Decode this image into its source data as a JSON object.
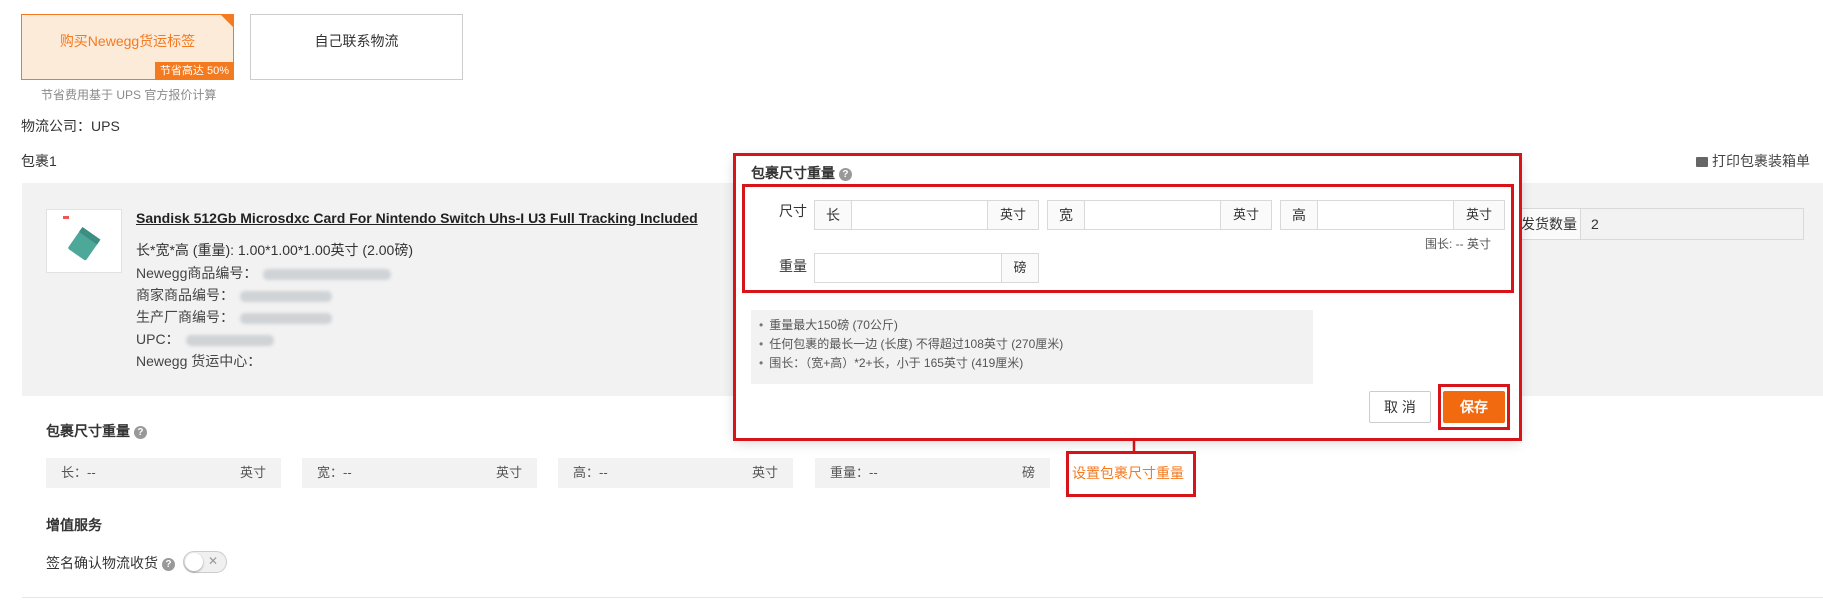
{
  "shipping_options": {
    "buy_label": "购买Newegg货运标签",
    "save_badge": "节省高达 50%",
    "self_contact": "自己联系物流",
    "note": "节省费用基于 UPS 官方报价计算"
  },
  "carrier": {
    "label": "物流公司：",
    "value": "UPS"
  },
  "package": {
    "title": "包裹1",
    "print_label": "打印包裹装箱单"
  },
  "item": {
    "title": "Sandisk 512Gb Microsdxc Card For Nintendo Switch Uhs-I U3 Full Tracking Included",
    "dims": "长*宽*高 (重量): 1.00*1.00*1.00英寸 (2.00磅)",
    "newegg_item_label": "Newegg商品编号：",
    "seller_item_label": "商家商品编号：",
    "mfr_label": "生产厂商编号：",
    "upc_label": "UPC：",
    "center_label": "Newegg 货运中心："
  },
  "ship_qty": {
    "label": "发货数量",
    "value": "2"
  },
  "package_dims": {
    "title": "包裹尺寸重量",
    "length_label": "长：--",
    "width_label": "宽：--",
    "height_label": "高：--",
    "weight_label": "重量：--",
    "unit_inch": "英寸",
    "unit_lb": "磅",
    "set_link": "设置包裹尺寸重量"
  },
  "value_added": {
    "title": "增值服务",
    "signature_label": "签名确认物流收货"
  },
  "popup": {
    "title": "包裹尺寸重量",
    "size_label": "尺寸",
    "weight_label": "重量",
    "length_prefix": "长",
    "width_prefix": "宽",
    "height_prefix": "高",
    "unit_inch": "英寸",
    "unit_lb": "磅",
    "girth": "围长: -- 英寸",
    "rules": [
      "重量最大150磅 (70公斤)",
      "任何包裹的最长一边 (长度) 不得超过108英寸 (270厘米)",
      "围长：（宽+高）*2+长，小于 165英寸 (419厘米)"
    ],
    "cancel": "取 消",
    "save": "保存"
  },
  "colors": {
    "accent": "#f47a20",
    "annotation": "#d7141a"
  }
}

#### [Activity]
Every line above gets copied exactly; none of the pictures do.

#### [Written answer]
Decode this image into its source data as a JSON object.
{
  "shipping_options": {
    "buy_label": "购买Newegg货运标签",
    "save_badge": "节省高达 50%",
    "self_contact": "自己联系物流",
    "note": "节省费用基于 UPS 官方报价计算"
  },
  "carrier": {
    "label": "物流公司：",
    "value": "UPS"
  },
  "package": {
    "title": "包裹1",
    "print_label": "打印包裹装箱单"
  },
  "item": {
    "title": "Sandisk 512Gb Microsdxc Card For Nintendo Switch Uhs-I U3 Full Tracking Included",
    "dims": "长*宽*高 (重量): 1.00*1.00*1.00英寸 (2.00磅)",
    "newegg_item_label": "Newegg商品编号：",
    "seller_item_label": "商家商品编号：",
    "mfr_label": "生产厂商编号：",
    "upc_label": "UPC：",
    "center_label": "Newegg 货运中心："
  },
  "ship_qty": {
    "label": "发货数量",
    "value": "2"
  },
  "package_dims": {
    "title": "包裹尺寸重量",
    "length_label": "长：--",
    "width_label": "宽：--",
    "height_label": "高：--",
    "weight_label": "重量：--",
    "unit_inch": "英寸",
    "unit_lb": "磅",
    "set_link": "设置包裹尺寸重量"
  },
  "value_added": {
    "title": "增值服务",
    "signature_label": "签名确认物流收货"
  },
  "popup": {
    "title": "包裹尺寸重量",
    "size_label": "尺寸",
    "weight_label": "重量",
    "length_prefix": "长",
    "width_prefix": "宽",
    "height_prefix": "高",
    "unit_inch": "英寸",
    "unit_lb": "磅",
    "girth": "围长: -- 英寸",
    "rules": [
      "重量最大150磅 (70公斤)",
      "任何包裹的最长一边 (长度) 不得超过108英寸 (270厘米)",
      "围长：（宽+高）*2+长，小于 165英寸 (419厘米)"
    ],
    "cancel": "取 消",
    "save": "保存"
  },
  "colors": {
    "accent": "#f47a20",
    "annotation": "#d7141a"
  }
}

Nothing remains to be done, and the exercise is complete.